Task requirements: Set down all of the data exactly as it appears.

Data in this exercise:
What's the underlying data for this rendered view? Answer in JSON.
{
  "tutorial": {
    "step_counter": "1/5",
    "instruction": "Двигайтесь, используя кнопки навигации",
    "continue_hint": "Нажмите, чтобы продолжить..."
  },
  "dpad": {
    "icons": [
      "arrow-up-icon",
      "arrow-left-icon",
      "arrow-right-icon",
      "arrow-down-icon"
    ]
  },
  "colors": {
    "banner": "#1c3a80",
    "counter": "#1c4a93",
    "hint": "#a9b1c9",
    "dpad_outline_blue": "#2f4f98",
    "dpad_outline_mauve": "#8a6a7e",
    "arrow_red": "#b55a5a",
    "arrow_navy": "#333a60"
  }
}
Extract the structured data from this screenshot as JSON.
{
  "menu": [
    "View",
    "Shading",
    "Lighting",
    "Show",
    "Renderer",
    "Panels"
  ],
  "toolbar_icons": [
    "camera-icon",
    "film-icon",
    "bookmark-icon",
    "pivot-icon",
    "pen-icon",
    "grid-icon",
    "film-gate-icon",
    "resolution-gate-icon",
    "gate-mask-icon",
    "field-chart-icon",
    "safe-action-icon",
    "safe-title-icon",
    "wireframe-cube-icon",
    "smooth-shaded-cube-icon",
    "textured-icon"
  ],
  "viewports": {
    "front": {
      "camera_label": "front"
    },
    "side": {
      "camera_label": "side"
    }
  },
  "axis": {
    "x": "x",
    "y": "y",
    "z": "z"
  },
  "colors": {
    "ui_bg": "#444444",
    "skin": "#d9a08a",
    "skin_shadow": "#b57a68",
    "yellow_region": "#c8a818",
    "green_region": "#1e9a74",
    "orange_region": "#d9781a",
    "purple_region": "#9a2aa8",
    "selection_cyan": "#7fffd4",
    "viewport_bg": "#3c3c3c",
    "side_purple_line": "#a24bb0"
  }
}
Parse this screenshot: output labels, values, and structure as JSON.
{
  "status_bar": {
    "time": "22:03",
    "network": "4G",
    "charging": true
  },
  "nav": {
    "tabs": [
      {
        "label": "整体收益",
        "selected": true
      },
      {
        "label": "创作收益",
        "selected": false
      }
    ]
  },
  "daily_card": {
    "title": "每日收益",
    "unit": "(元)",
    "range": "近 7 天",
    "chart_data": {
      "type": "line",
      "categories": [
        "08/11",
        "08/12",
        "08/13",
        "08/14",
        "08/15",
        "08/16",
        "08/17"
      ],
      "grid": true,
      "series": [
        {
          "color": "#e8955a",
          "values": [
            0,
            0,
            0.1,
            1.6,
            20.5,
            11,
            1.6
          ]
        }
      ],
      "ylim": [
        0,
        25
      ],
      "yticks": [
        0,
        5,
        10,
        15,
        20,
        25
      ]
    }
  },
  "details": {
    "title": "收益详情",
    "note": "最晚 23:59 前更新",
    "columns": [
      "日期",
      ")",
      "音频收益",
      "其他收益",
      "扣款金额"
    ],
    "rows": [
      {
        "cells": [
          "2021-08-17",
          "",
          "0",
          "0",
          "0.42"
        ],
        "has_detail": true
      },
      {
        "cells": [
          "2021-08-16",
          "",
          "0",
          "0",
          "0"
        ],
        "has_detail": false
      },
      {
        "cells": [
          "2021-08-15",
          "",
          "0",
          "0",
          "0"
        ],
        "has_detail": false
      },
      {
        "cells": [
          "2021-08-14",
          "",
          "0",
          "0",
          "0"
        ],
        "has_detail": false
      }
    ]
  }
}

Output for this exercise:
What's the underlying data for this rendered view? Answer in JSON.
{
  "tutorial": {
    "step_counter": "1/5",
    "instruction": "Двигайтесь, используя кнопки навигации",
    "continue_hint": "Нажмите, чтобы продолжить..."
  },
  "dpad": {
    "icons": [
      "arrow-up-icon",
      "arrow-left-icon",
      "arrow-right-icon",
      "arrow-down-icon"
    ]
  },
  "colors": {
    "banner": "#1c3a80",
    "counter": "#1c4a93",
    "hint": "#a9b1c9",
    "dpad_outline_blue": "#2f4f98",
    "dpad_outline_mauve": "#8a6a7e",
    "arrow_red": "#b55a5a",
    "arrow_navy": "#333a60"
  }
}
Extract the structured data from this screenshot as JSON.
{
  "menu": [
    "View",
    "Shading",
    "Lighting",
    "Show",
    "Renderer",
    "Panels"
  ],
  "toolbar_icons": [
    "camera-icon",
    "film-icon",
    "bookmark-icon",
    "pivot-icon",
    "pen-icon",
    "grid-icon",
    "film-gate-icon",
    "resolution-gate-icon",
    "gate-mask-icon",
    "field-chart-icon",
    "safe-action-icon",
    "safe-title-icon",
    "wireframe-cube-icon",
    "smooth-shaded-cube-icon",
    "textured-icon"
  ],
  "viewports": {
    "front": {
      "camera_label": "front"
    },
    "side": {
      "camera_label": "side"
    }
  },
  "axis": {
    "x": "x",
    "y": "y",
    "z": "z"
  },
  "colors": {
    "ui_bg": "#444444",
    "skin": "#d9a08a",
    "skin_shadow": "#b57a68",
    "yellow_region": "#c8a818",
    "green_region": "#1e9a74",
    "orange_region": "#d9781a",
    "purple_region": "#9a2aa8",
    "selection_cyan": "#7fffd4",
    "viewport_bg": "#3c3c3c",
    "side_purple_line": "#a24bb0"
  }
}
Parse this screenshot: output labels, values, and structure as JSON.
{
  "status_bar": {
    "time": "22:03",
    "network": "4G",
    "charging": true
  },
  "nav": {
    "tabs": [
      {
        "label": "整体收益",
        "selected": true
      },
      {
        "label": "创作收益",
        "selected": false
      }
    ]
  },
  "daily_card": {
    "title": "每日收益",
    "unit": "(元)",
    "range": "近 7 天",
    "chart_data": {
      "type": "line",
      "categories": [
        "08/11",
        "08/12",
        "08/13",
        "08/14",
        "08/15",
        "08/16",
        "08/17"
      ],
      "grid": true,
      "series": [
        {
          "color": "#e8955a",
          "values": [
            0,
            0,
            0.1,
            1.6,
            20.5,
            11,
            1.6
          ]
        }
      ],
      "ylim": [
        0,
        25
      ],
      "yticks": [
        0,
        5,
        10,
        15,
        20,
        25
      ]
    }
  },
  "details": {
    "title": "收益详情",
    "note": "最晚 23:59 前更新",
    "columns": [
      "日期",
      ")",
      "音频收益",
      "其他收益",
      "扣款金额"
    ],
    "rows": [
      {
        "cells": [
          "2021-08-17",
          "",
          "0",
          "0",
          "0.42"
        ],
        "has_detail": true
      },
      {
        "cells": [
          "2021-08-16",
          "",
          "0",
          "0",
          "0"
        ],
        "has_detail": false
      },
      {
        "cells": [
          "2021-08-15",
          "",
          "0",
          "0",
          "0"
        ],
        "has_detail": false
      },
      {
        "cells": [
          "2021-08-14",
          "",
          "0",
          "0",
          "0"
        ],
        "has_detail": false
      }
    ]
  }
}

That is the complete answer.